Federal judge tosses citizen enforcement of Colo. campaign finance laws
Author: Joey Bunch - June 12, 2018 - Updated: June 13, 2018
A federal court judge put a muzzle on citizen watchdogs of Colorado campaign finance laws Tuesday.
U.S. District Judge Raymond Moore ruled that the state’s procedure for bringing complaints is unconstitutional. Colorado allows anyone in the public to file a complaint that is “automatically forwarded without review for merit to an administrative law judge for review,” according to Secretary of State Wayne William’s office, which was named as a defendant in the lawsuit.
“(T)he Court sees nothing reasonable about outsourcing the enforcement of laws with teeth of monetary penalties to anyone who believes that those laws have been violated,” Moore wrote in his ruling. “What does ‘believes’ mean and how is that a reasonable method to protect the State’s interest in enforcing its campaign finance laws? Moreover, how is it reasonable to encroach upon First Amendment speech by allowing a person to enforce campaign finance regulations when that person may have no experience of campaign finance regulations?”
The procedure was placed in the Colorado Constitution in 2002 when voters passed the Colorado Campaign Finance Initiative.
Williams said the ruling leaves most of the campaign finance law in place, but it strikes down the enforcement method.
“We are considering our options for further review but in the meantime we will work collaboratively with interested parties to adopt temporary rules providing an enforcement mechanism,” he said in a statement Late Tuesday. “We also will work to address the matter legislatively during the 2019 legislative session.”
Though he was technically the defendant on behalf of the state, Williams has told the legislature he was concerned about the way the law is enforced, his office said Tuesday.
He also helped pass a law to gives candidates a chance to fix campaign reports once the error is discovered. “Before, they racked up major fines even for minor technical violations,” according to Williams’ office.
Peg Perl, a campaign finance policy attorney and candidate for Denver clerk and recorder, who doesn’t have a client involved in the case, said the constitution still requires the Secretary of State to enforce campaign laws, including theoretically imposing fines.

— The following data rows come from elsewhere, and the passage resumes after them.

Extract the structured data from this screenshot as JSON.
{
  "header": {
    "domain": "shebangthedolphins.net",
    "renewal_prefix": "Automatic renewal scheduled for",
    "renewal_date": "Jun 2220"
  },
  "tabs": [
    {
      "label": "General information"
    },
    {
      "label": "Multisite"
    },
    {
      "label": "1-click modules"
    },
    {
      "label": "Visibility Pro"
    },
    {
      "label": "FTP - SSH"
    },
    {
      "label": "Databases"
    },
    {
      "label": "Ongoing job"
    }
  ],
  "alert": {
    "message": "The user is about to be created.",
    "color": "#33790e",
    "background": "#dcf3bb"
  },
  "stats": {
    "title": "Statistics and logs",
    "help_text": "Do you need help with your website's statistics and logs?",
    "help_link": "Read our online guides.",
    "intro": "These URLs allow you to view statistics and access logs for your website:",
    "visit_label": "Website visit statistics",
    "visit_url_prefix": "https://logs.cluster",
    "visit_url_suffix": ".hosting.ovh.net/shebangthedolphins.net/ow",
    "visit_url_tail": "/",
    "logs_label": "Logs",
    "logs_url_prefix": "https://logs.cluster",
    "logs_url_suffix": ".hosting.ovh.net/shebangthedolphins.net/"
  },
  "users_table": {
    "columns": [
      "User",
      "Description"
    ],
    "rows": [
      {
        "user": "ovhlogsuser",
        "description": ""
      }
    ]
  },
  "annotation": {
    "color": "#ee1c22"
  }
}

“Colorado’s rules on campaign spending and disclosure were enacted by the voters themselves and must be enforced during this important election year,” she said. “At a minimum, the Secretary of State should use the authority given to the office in the Constitution to enforce Colorado law while appeals are pending in this case.”
The case at issue involved Tammy Holland of Strasburg, who ran two ads in the local I-70 Scout newspaper urging residents to vote in a local school board race in 2015, though she did not endorse any candidate in the ads. She criticized the school district’s Common Core curriculum and the increased standardized testing, however.
Byers School District Superintendent Tom Turrell filed a complaint with the Colorado Secretary of State’s office, saying Holland failed to register as a political committee. Turrell withdrew the complaint, then another school board member continued it. Holland sued in federal court with the help of the libertarian-leaning Institute for Justice.
“Under Colorado law, a single email to the secretary of state can trigger full-blown litigation,” the institute said on its website. “Those who are hit with these lawsuits have no right to a public defender; if they want a lawyer, they have to pay for one out of their own pocket. And with no oversight by any government official to screen out frivolous or legally insufficient complaints — like the complaints filed against Tammy — the system is rife with abuse, with politicians and their allies routinely filing complaints to silence or intimidate those who would dare to criticize them.”
The Institute for Justice created the video below about the issue.